Seven easy ways to eat all the cookout food you want and stay healthy this summer
Food poisoning has been in the news way too much in the last several weeks, between listeria outbreaks at Blue Bell and Jeni's Splendid Ice Creams and a scary botulism outbreak in Lancaster that has been blamed for one woman's death and the serious illness and hospitalization of several other people.
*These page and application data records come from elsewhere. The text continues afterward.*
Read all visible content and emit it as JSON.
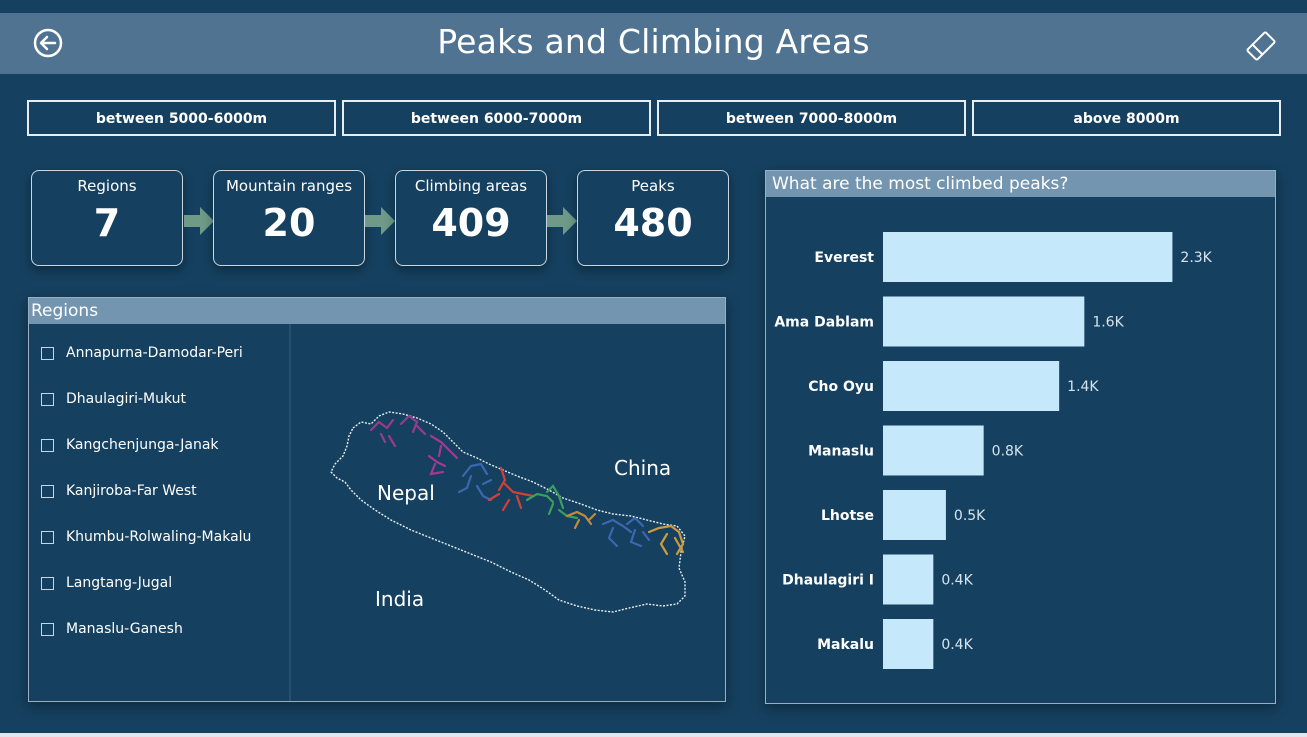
{
  "header": {
    "title": "Peaks and Climbing Areas",
    "back_icon": "back-arrow-icon",
    "clear_icon": "eraser-icon"
  },
  "filters": [
    {
      "label": "between 5000-6000m"
    },
    {
      "label": "between 6000-7000m"
    },
    {
      "label": "between 7000-8000m"
    },
    {
      "label": "above 8000m"
    }
  ],
  "kpis": [
    {
      "label": "Regions",
      "value": "7"
    },
    {
      "label": "Mountain ranges",
      "value": "20"
    },
    {
      "label": "Climbing areas",
      "value": "409"
    },
    {
      "label": "Peaks",
      "value": "480"
    }
  ],
  "regions": {
    "title": "Regions",
    "items": [
      {
        "label": "Annapurna-Damodar-Peri",
        "checked": false
      },
      {
        "label": "Dhaulagiri-Mukut",
        "checked": false
      },
      {
        "label": "Kangchenjunga-Janak",
        "checked": false
      },
      {
        "label": "Kanjiroba-Far West",
        "checked": false
      },
      {
        "label": "Khumbu-Rolwaling-Makalu",
        "checked": false
      },
      {
        "label": "Langtang-Jugal",
        "checked": false
      },
      {
        "label": "Manaslu-Ganesh",
        "checked": false
      }
    ],
    "map_labels": {
      "nepal": "Nepal",
      "china": "China",
      "india": "India"
    }
  },
  "colors": {
    "background": "#15405f",
    "header": "#4f7391",
    "panel_head": "#7395b0",
    "bar": "#c5e9fb",
    "arrow": "#6f9a88"
  },
  "chart_data": {
    "type": "bar",
    "orientation": "horizontal",
    "title": "What are the most climbed peaks?",
    "categories": [
      "Everest",
      "Ama Dablam",
      "Cho Oyu",
      "Manaslu",
      "Lhotse",
      "Dhaulagiri I",
      "Makalu"
    ],
    "values": [
      2300,
      1600,
      1400,
      800,
      500,
      400,
      400
    ],
    "value_labels": [
      "2.3K",
      "1.6K",
      "1.4K",
      "0.8K",
      "0.5K",
      "0.4K",
      "0.4K"
    ],
    "xlim": [
      0,
      2400
    ],
    "grid": false,
    "legend": "none"
  }
}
Rob Acquista, a food safety supervisor for the Columbus Department of Public Health, knows more about food-borne illness than you or we would be comfortable knowing. Since summer is prime time for food poisoning, with meals being prepared and served outdoors in hot temperatures, we asked Acquista for a few easy ways to steer clear of those nasty pathogenic bacteria.Pack hand sanitizer. One of the most common causes of cross-contamination is hands-think Aunt Sally prepping chicken for the grill and moving a head of lettuce out of her way in the process. Or an overly eager eater picking at a communal plate. Put hand sanitizer out to minimize these opportunities for contamination. Invest in tight-closing containers. Seal foods, especially raw meats, in quality containers and bags to prevent more of the ol' cross-contamination. Bonus idea for folks with a vacuum sealer (like FoodSaver): Place marinade and meat in the same bag and seal it up at home. You've gotta keep 'em separated. "Keep your raw [meats] separate from veggies and salads, and keep chicken separated from burgers, because we cook these to different temperatures," Acquista says. Submerge in ice. Don't be content to set foods on top of ice in a cooler-surround items with ice to ensure complete cooling and even temperatures. Follow the two-hour rule. This is the maximum time prepared foods should be allowed to sit out on a summer day. It's a blanket rule that covers all the usual fixins: grilled meats, potato salad, baked beans-you name it. "If it's really hot, I'd almost keep it within an hour," Acquista says. "There are too many things that can happen." Take the temperature. Carry an instant-read thermometer to check the temp of your chicken, burgers, steaks and other foods (see our handy guide). If you plan to hold foods at their proper temperatures during your party, use an instant-read to make sure cold food stays cold (41 degrees or colder) and hot food stays hot (at least 135 degrees). Just remember to sanitize the probe with an alcohol wipe between dishes. Use a reliable source. The April botulism outbreak was traced to potato salad made with home-canned potatoes. "Whenever we talk to churches [and other groups hosting picnics], we always want to make sure they buy from an approved source," Acquista says. In other words, buy commercially available ingredients.